CAPE TOWN--The cost of smartphones in Africa remains a barrier to bringing more people online in many countries even though unit prices have come down, in large part due to the high taxes levied on devices by some governments.
Mozilla said phones running its web-based Firefox OS will soon launch in Africa, expanding into a major smartphone growth region at a time when competing smartphone platforms are targeting the entry-level market. Meanwhile, Mozilla said it is partnering with the GSMA to help consumers in emerging markets develop locally relevant, non-English Web content.
As expected, Google announced the first phones as part of its Android One program, and the software giant is teaming up with local device makers in India to produce smartphones that cost around $105 without subsidies. The Android One initiative is Google's boldest attempt yet to increase smartphone penetration in emerging markets and ensure that Android maintains its firm grip on the low-cost smartphone market.
Google sent out invitations for a media event in India on Sept. 15, according to gadget website NDTV, where it is expected to formally announce the first low-cost smartphones as part of its Android One initiative.
Mozilla's announcement that it would bring to market a smartphone costing around $25 running the Firefox OS is coming to fruition. Intex Technologies released the Cloud FX smartphone as the first Firefox OS smartphone available in India, costing 1,999 rupees, or around $33.
Strategy Analytics added its voice to warnings that smart device shipment growth is slowing, noting that increases in smartphone shipments in the current quarter are at their lowest level for five years.
Microsoft, Mozilla, the Tizen Association and others are moving to lower-cost hardware in an effort to gain share in emerging markets. However, Google's Android One software and hardware reference design program could undercut those efforts by enhancing the Android experience on cheap devices in the developing world.
One of the major themes I'm hearing here at the Mobile World Congress trade show is that handset makers across the board are focusing on affordable smartphones.
Mozilla is partnering with Shanghai-based Spreadtrum to help drive down the costs of chipsets for smartphones and make the $25 price point a reality. In addition, the company announced that its Firefox OS will expand to 12 more markets (on top of the existing 15 markets). Those new markets initially include Costa Rica, El Salvador, Guatemala, Nicaragua, Panama, Argentina and Ecuador.

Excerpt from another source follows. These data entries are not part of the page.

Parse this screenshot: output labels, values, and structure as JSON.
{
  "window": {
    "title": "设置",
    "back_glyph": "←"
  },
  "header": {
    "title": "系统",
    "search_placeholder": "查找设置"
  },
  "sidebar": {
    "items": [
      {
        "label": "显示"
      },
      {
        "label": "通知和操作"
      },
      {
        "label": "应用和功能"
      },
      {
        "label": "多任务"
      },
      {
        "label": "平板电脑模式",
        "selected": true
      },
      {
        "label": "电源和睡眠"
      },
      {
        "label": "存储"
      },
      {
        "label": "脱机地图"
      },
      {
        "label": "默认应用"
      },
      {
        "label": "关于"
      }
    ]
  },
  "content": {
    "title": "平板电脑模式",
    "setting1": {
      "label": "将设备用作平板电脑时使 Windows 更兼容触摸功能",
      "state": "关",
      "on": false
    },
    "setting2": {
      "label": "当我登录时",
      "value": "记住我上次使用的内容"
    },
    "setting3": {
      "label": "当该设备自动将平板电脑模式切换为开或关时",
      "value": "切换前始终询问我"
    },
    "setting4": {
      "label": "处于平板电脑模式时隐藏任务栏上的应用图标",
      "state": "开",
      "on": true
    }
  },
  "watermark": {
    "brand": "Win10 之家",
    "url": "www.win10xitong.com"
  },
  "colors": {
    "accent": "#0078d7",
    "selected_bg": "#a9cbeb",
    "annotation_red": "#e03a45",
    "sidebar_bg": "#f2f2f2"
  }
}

In the run-up to every Mobile World Congress, media and analysts spend much time speculating on what is likely to feature at the event, indicating the importance of these four days as a bellwether for the mobile industry. Already there are signs that this is shaping up to be an eventful show--certainly if Huawei's recent video teaser is anything to go by.